21. The compound of claim 20 wherein the compound is:

22. (canceled)

23. A method of antimicrobial treatment comprising administering to a subject in need thereof a therapeutically effective amount of a compound of claim 1 or a pharmaceutically acceptable salt thereof, thereby killing or inhibiting the growth of at least a portion of a plurality of microorganisms in the subject.

24-27. (canceled)

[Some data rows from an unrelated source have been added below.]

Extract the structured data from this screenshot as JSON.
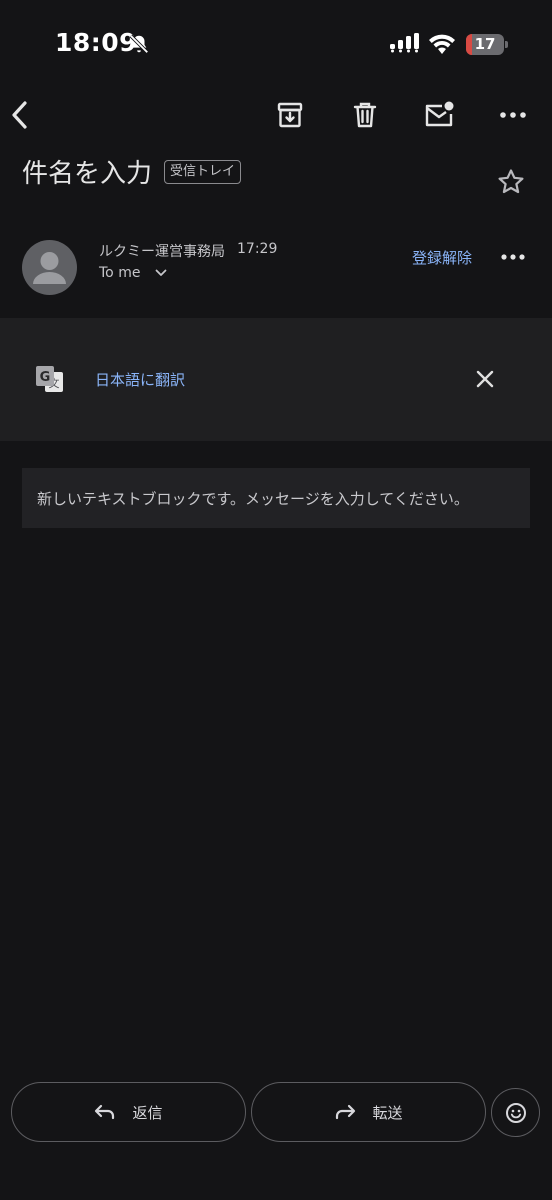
{
  "status_bar": {
    "time": "18:09",
    "battery_level": "17",
    "battery_fraction": 0.17,
    "icons": [
      "bell-slash-icon",
      "signal-icon",
      "wifi-icon",
      "battery-icon"
    ]
  },
  "toolbar": {
    "icons": [
      "back-arrow-icon",
      "archive-icon",
      "trash-icon",
      "mark-unread-icon",
      "more-horizontal-icon"
    ]
  },
  "email": {
    "subject": "件名を入力",
    "label": "受信トレイ",
    "sender": "ルクミー運営事務局",
    "time": "17:29",
    "recipient": "To me",
    "unsubscribe": "登録解除"
  },
  "translate": {
    "link": "日本語に翻訳",
    "icon": "google-translate-icon"
  },
  "message": {
    "body": "新しいテキストブロックです。メッセージを入力してください。"
  },
  "actions": {
    "reply": "返信",
    "forward": "転送"
  },
  "colors": {
    "background": "#141416",
    "accent_link": "#8ab4f8",
    "translate_bar": "#1f1f21",
    "battery_low": "#d94a43"
  }
}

Patent History
Publication number: 20240190872
Type: Application
Filed: Mar 2, 2022
Publication Date: Jun 13, 2024
Applicants: THE BOARD OF TRUSTEES OF THE UNIVERSITY OF ILLINOIS (Urbana, IL), THE GENERAL HOSPITAL CORPORATION (Boston, MA), THE BROAD INSTITUTE, INC. (Cambridge, MA)
Inventors: Paul J. HERGENROTHER (Champaign, IL), Erica Nicole PARKER (Urbana, IL), Deborah HUNG (Cambridge, MA), Michael SERRANO-WU (Belmont, MA), Katie Kyungae LEE (Boston, MA)
Application Number: 18/548,580
Classifications
International Classification: C07D 471/04 (20060101); A61K 9/00 (20060101); A61K 9/20 (20060101); A61K 9/48 (20060101); A61K 47/02 (20060101); A61K 47/06 (20060101); A61K 47/10 (20060101); A61K 47/12 (20060101); A61K 47/14 (20060101); A61K 47/18 (20060101); A61K 47/26 (20060101); A61K 47/32 (20060101); A61K 47/38 (20060101); A61K 47/44 (20060101); A61P 31/04 (20060101); C07D 471/20 (20060101);